- _WORK TO COMPLETE_
All of the data should be restated exactly as it stands.

- _TASK INPUT_
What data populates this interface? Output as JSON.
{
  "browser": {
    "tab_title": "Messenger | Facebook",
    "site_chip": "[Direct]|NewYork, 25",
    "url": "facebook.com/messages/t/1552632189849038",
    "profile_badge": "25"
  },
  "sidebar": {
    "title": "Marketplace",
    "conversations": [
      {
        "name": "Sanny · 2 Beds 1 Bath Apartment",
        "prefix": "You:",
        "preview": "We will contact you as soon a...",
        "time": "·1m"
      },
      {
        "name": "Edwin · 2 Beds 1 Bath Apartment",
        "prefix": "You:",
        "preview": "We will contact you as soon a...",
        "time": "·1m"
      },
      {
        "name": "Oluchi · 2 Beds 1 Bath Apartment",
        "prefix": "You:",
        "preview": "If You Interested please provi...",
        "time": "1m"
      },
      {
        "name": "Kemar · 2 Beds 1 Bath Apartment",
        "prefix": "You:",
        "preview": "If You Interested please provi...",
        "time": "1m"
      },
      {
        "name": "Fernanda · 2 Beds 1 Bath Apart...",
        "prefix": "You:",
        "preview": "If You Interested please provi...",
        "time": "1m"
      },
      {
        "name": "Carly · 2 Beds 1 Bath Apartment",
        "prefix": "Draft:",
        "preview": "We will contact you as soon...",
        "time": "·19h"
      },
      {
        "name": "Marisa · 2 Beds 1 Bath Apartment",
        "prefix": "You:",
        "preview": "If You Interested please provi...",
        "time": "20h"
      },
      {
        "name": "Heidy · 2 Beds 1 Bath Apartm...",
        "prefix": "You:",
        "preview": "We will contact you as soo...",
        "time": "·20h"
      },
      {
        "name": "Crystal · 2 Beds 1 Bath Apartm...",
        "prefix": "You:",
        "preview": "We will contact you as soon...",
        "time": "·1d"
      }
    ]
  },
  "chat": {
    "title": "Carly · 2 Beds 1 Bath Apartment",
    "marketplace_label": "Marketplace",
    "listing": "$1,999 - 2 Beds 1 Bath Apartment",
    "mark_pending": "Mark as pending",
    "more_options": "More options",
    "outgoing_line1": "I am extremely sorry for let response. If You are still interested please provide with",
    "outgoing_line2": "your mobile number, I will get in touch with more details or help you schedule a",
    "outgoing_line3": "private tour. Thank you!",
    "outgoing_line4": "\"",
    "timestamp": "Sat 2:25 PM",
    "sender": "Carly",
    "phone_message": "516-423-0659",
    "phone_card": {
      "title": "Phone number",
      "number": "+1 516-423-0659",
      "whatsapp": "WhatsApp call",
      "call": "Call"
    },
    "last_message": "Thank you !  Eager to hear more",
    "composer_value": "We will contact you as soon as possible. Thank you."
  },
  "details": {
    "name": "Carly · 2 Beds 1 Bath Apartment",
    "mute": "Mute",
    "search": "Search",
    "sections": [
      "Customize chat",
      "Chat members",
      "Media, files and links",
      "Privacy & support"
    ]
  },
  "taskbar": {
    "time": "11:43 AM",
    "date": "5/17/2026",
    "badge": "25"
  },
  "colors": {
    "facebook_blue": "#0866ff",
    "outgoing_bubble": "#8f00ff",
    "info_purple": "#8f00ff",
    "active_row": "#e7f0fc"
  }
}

- _RESPONSE BELOW_
What data populates this interface? Output as JSON.
{
  "browser": {
    "tab_title": "Messenger | Facebook",
    "site_chip": "[Direct]|NewYork, 25",
    "url": "facebook.com/messages/t/1552632189849038",
    "profile_badge": "25"
  },
  "sidebar": {
    "title": "Marketplace",
    "conversations": [
      {
        "name": "Sanny · 2 Beds 1 Bath Apartment",
        "prefix": "You:",
        "preview": "We will contact you as soon a...",
        "time": "·1m"
      },
      {
        "name": "Edwin · 2 Beds 1 Bath Apartment",
        "prefix": "You:",
        "preview": "We will contact you as soon a...",
        "time": "·1m"
      },
      {
        "name": "Oluchi · 2 Beds 1 Bath Apartment",
        "prefix": "You:",
        "preview": "If You Interested please provi...",
        "time": "1m"
      },
      {
        "name": "Kemar · 2 Beds 1 Bath Apartment",
        "prefix": "You:",
        "preview": "If You Interested please provi...",
        "time": "1m"
      },
      {
        "name": "Fernanda · 2 Beds 1 Bath Apart...",
        "prefix": "You:",
        "preview": "If You Interested please provi...",
        "time": "1m"
      },
      {
        "name": "Carly · 2 Beds 1 Bath Apartment",
        "prefix": "Draft:",
        "preview": "We will contact you as soon...",
        "time": "·19h"
      },
      {
        "name": "Marisa · 2 Beds 1 Bath Apartment",
        "prefix": "You:",
        "preview": "If You Interested please provi...",
        "time": "20h"
      },
      {
        "name": "Heidy · 2 Beds 1 Bath Apartm...",
        "prefix": "You:",
        "preview": "We will contact you as soo...",
        "time": "·20h"
      },
      {
        "name": "Crystal · 2 Beds 1 Bath Apartm...",
        "prefix": "You:",
        "preview": "We will contact you as soon...",
        "time": "·1d"
      }
    ]
  },
  "chat": {
    "title": "Carly · 2 Beds 1 Bath Apartment",
    "marketplace_label": "Marketplace",
    "listing": "$1,999 - 2 Beds 1 Bath Apartment",
    "mark_pending": "Mark as pending",
    "more_options": "More options",
    "outgoing_line1": "I am extremely sorry for let response. If You are still interested please provide with",
    "outgoing_line2": "your mobile number, I will get in touch with more details or help you schedule a",
    "outgoing_line3": "private tour. Thank you!",
    "outgoing_line4": "\"",
    "timestamp": "Sat 2:25 PM",
    "sender": "Carly",
    "phone_message": "516-423-0659",
    "phone_card": {
      "title": "Phone number",
      "number": "+1 516-423-0659",
      "whatsapp": "WhatsApp call",
      "call": "Call"
    },
    "last_message": "Thank you !  Eager to hear more",
    "composer_value": "We will contact you as soon as possible. Thank you."
  },
  "details": {
    "name": "Carly · 2 Beds 1 Bath Apartment",
    "mute": "Mute",
    "search": "Search",
    "sections": [
      "Customize chat",
      "Chat members",
      "Media, files and links",
      "Privacy & support"
    ]
  },
  "taskbar": {
    "time": "11:43 AM",
    "date": "5/17/2026",
    "badge": "25"
  },
  "colors": {
    "facebook_blue": "#0866ff",
    "outgoing_bubble": "#8f00ff",
    "info_purple": "#8f00ff",
    "active_row": "#e7f0fc"
  }
}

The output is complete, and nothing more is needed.